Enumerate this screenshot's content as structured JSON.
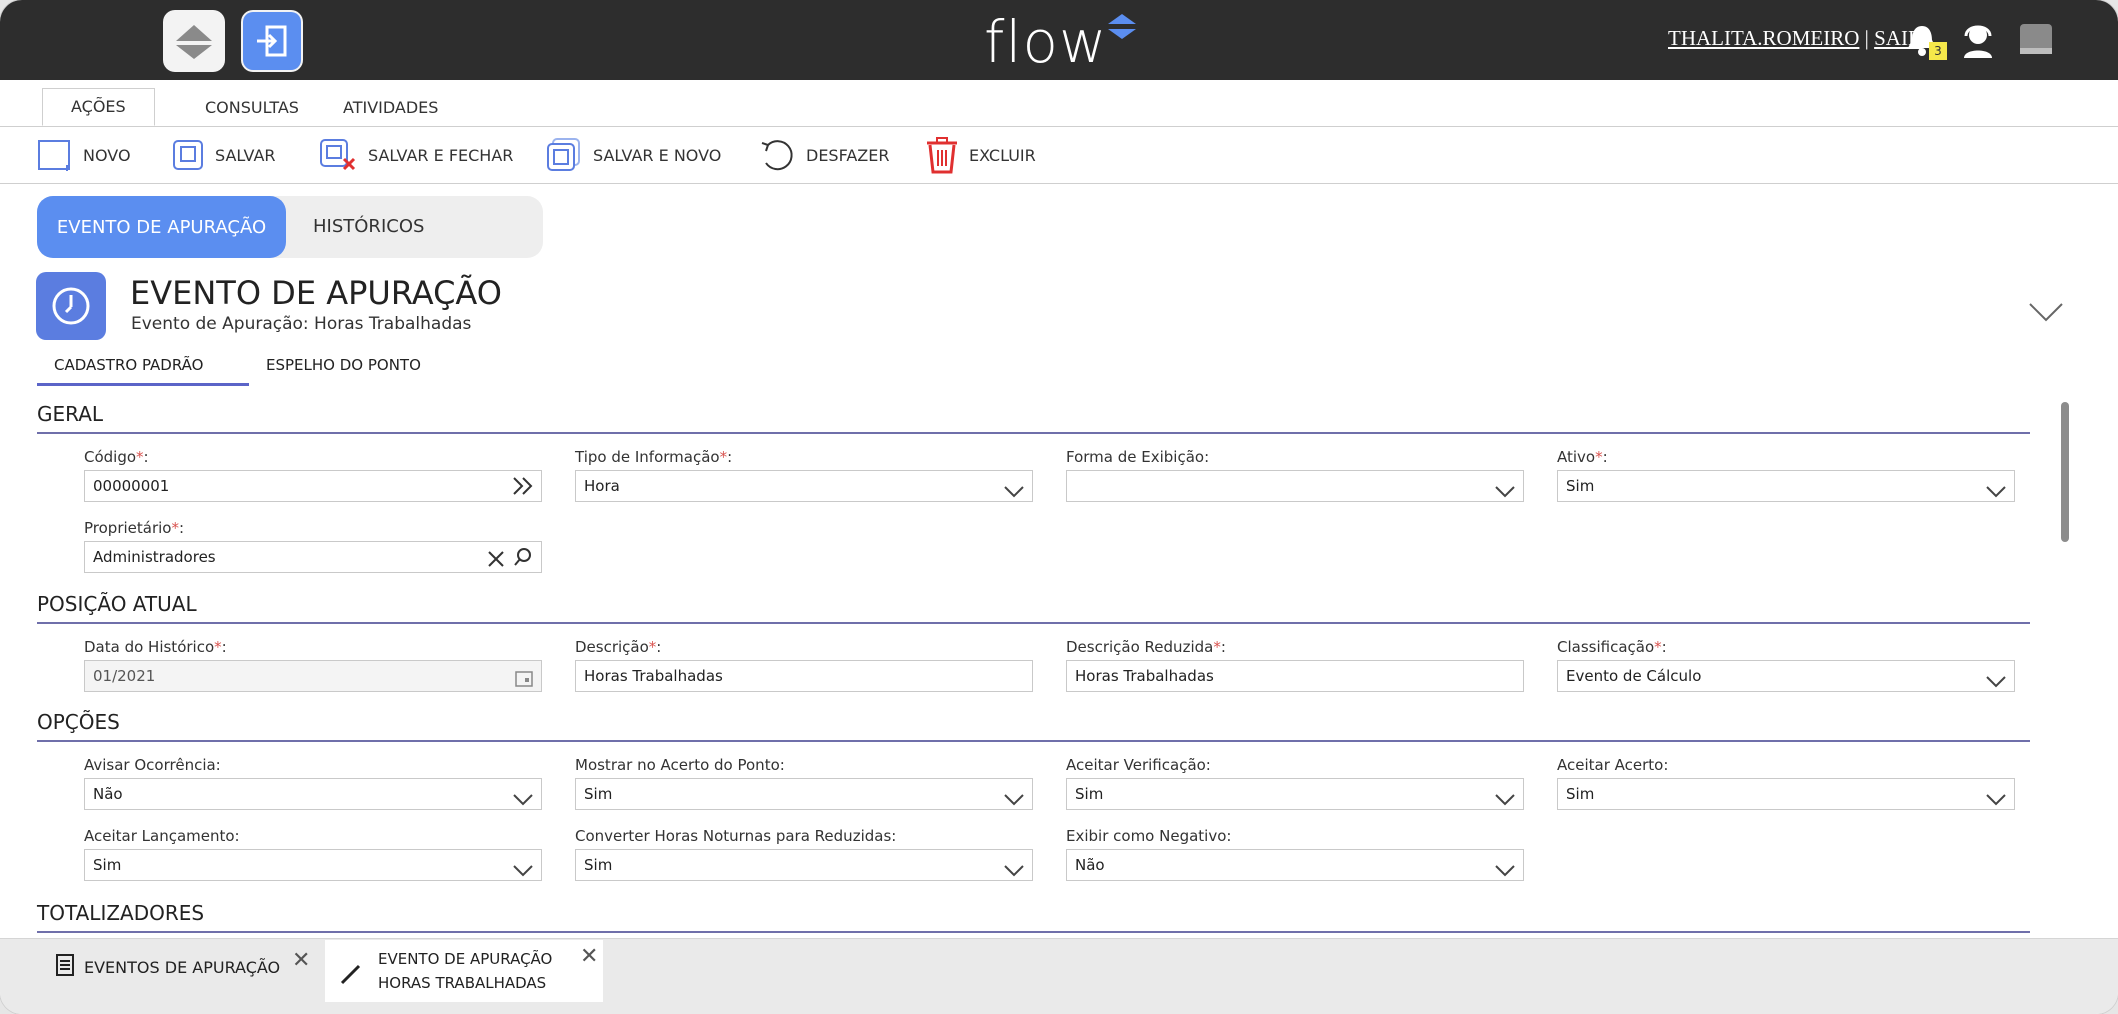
{
  "topbar": {
    "logo": "flow",
    "user": "THALITA.ROMEIRO",
    "separator": "|",
    "logout": "SAIR",
    "notification_count": "3"
  },
  "action_tabs": [
    "AÇÕES",
    "CONSULTAS",
    "ATIVIDADES"
  ],
  "toolbar": {
    "novo": "NOVO",
    "salvar": "SALVAR",
    "salvar_fechar": "SALVAR E FECHAR",
    "salvar_novo": "SALVAR E NOVO",
    "desfazer": "DESFAZER",
    "excluir": "EXCLUIR"
  },
  "page_tabs": {
    "active": "EVENTO DE APURAÇÃO",
    "other": "HISTÓRICOS"
  },
  "header": {
    "title": "EVENTO DE APURAÇÃO",
    "subtitle": "Evento de Apuração: Horas Trabalhadas"
  },
  "sub_tabs": [
    "CADASTRO PADRÃO",
    "ESPELHO DO PONTO"
  ],
  "sections": {
    "geral": "GERAL",
    "posicao": "POSIÇÃO ATUAL",
    "opcoes": "OPÇÕES",
    "totalizadores": "TOTALIZADORES"
  },
  "required_mark": "*",
  "fields": {
    "codigo": {
      "label": "Código",
      "value": "00000001"
    },
    "tipo_info": {
      "label": "Tipo de Informação",
      "value": "Hora"
    },
    "forma_exibicao": {
      "label": "Forma de Exibição",
      "value": ""
    },
    "ativo": {
      "label": "Ativo",
      "value": "Sim"
    },
    "proprietario": {
      "label": "Proprietário",
      "value": "Administradores"
    },
    "data_historico": {
      "label": "Data do Histórico",
      "value": "01/2021"
    },
    "descricao": {
      "label": "Descrição",
      "value": "Horas Trabalhadas"
    },
    "descricao_reduzida": {
      "label": "Descrição Reduzida",
      "value": "Horas Trabalhadas"
    },
    "classificacao": {
      "label": "Classificação",
      "value": "Evento de Cálculo"
    },
    "avisar_ocorrencia": {
      "label": "Avisar Ocorrência:",
      "value": "Não"
    },
    "mostrar_acerto": {
      "label": "Mostrar no Acerto do Ponto:",
      "value": "Sim"
    },
    "aceitar_verificacao": {
      "label": "Aceitar Verificação:",
      "value": "Sim"
    },
    "aceitar_acerto": {
      "label": "Aceitar Acerto:",
      "value": "Sim"
    },
    "aceitar_lancamento": {
      "label": "Aceitar Lançamento:",
      "value": "Sim"
    },
    "converter_horas": {
      "label": "Converter Horas Noturnas para Reduzidas:",
      "value": "Sim"
    },
    "exibir_negativo": {
      "label": "Exibir como Negativo:",
      "value": "Não"
    }
  },
  "bottom_tabs": {
    "tab1": "EVENTOS DE APURAÇÃO",
    "tab2_line1": "EVENTO DE APURAÇÃO",
    "tab2_line2": "HORAS TRABALHADAS"
  },
  "colors": {
    "topbar": "#2d2d2d",
    "accent": "#5b8ef0",
    "section_line": "#6f6faa",
    "required": "#d9534f"
  }
}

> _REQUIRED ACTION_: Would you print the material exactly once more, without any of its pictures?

> _EXERCISE SOLUTION_:
Enumerate this screenshot's content as structured JSON.
{
  "topbar": {
    "logo": "flow",
    "user": "THALITA.ROMEIRO",
    "separator": "|",
    "logout": "SAIR",
    "notification_count": "3"
  },
  "action_tabs": [
    "AÇÕES",
    "CONSULTAS",
    "ATIVIDADES"
  ],
  "toolbar": {
    "novo": "NOVO",
    "salvar": "SALVAR",
    "salvar_fechar": "SALVAR E FECHAR",
    "salvar_novo": "SALVAR E NOVO",
    "desfazer": "DESFAZER",
    "excluir": "EXCLUIR"
  },
  "page_tabs": {
    "active": "EVENTO DE APURAÇÃO",
    "other": "HISTÓRICOS"
  },
  "header": {
    "title": "EVENTO DE APURAÇÃO",
    "subtitle": "Evento de Apuração: Horas Trabalhadas"
  },
  "sub_tabs": [
    "CADASTRO PADRÃO",
    "ESPELHO DO PONTO"
  ],
  "sections": {
    "geral": "GERAL",
    "posicao": "POSIÇÃO ATUAL",
    "opcoes": "OPÇÕES",
    "totalizadores": "TOTALIZADORES"
  },
  "required_mark": "*",
  "fields": {
    "codigo": {
      "label": "Código",
      "value": "00000001"
    },
    "tipo_info": {
      "label": "Tipo de Informação",
      "value": "Hora"
    },
    "forma_exibicao": {
      "label": "Forma de Exibição",
      "value": ""
    },
    "ativo": {
      "label": "Ativo",
      "value": "Sim"
    },
    "proprietario": {
      "label": "Proprietário",
      "value": "Administradores"
    },
    "data_historico": {
      "label": "Data do Histórico",
      "value": "01/2021"
    },
    "descricao": {
      "label": "Descrição",
      "value": "Horas Trabalhadas"
    },
    "descricao_reduzida": {
      "label": "Descrição Reduzida",
      "value": "Horas Trabalhadas"
    },
    "classificacao": {
      "label": "Classificação",
      "value": "Evento de Cálculo"
    },
    "avisar_ocorrencia": {
      "label": "Avisar Ocorrência:",
      "value": "Não"
    },
    "mostrar_acerto": {
      "label": "Mostrar no Acerto do Ponto:",
      "value": "Sim"
    },
    "aceitar_verificacao": {
      "label": "Aceitar Verificação:",
      "value": "Sim"
    },
    "aceitar_acerto": {
      "label": "Aceitar Acerto:",
      "value": "Sim"
    },
    "aceitar_lancamento": {
      "label": "Aceitar Lançamento:",
      "value": "Sim"
    },
    "converter_horas": {
      "label": "Converter Horas Noturnas para Reduzidas:",
      "value": "Sim"
    },
    "exibir_negativo": {
      "label": "Exibir como Negativo:",
      "value": "Não"
    }
  },
  "bottom_tabs": {
    "tab1": "EVENTOS DE APURAÇÃO",
    "tab2_line1": "EVENTO DE APURAÇÃO",
    "tab2_line2": "HORAS TRABALHADAS"
  },
  "colors": {
    "topbar": "#2d2d2d",
    "accent": "#5b8ef0",
    "section_line": "#6f6faa",
    "required": "#d9534f"
  }
}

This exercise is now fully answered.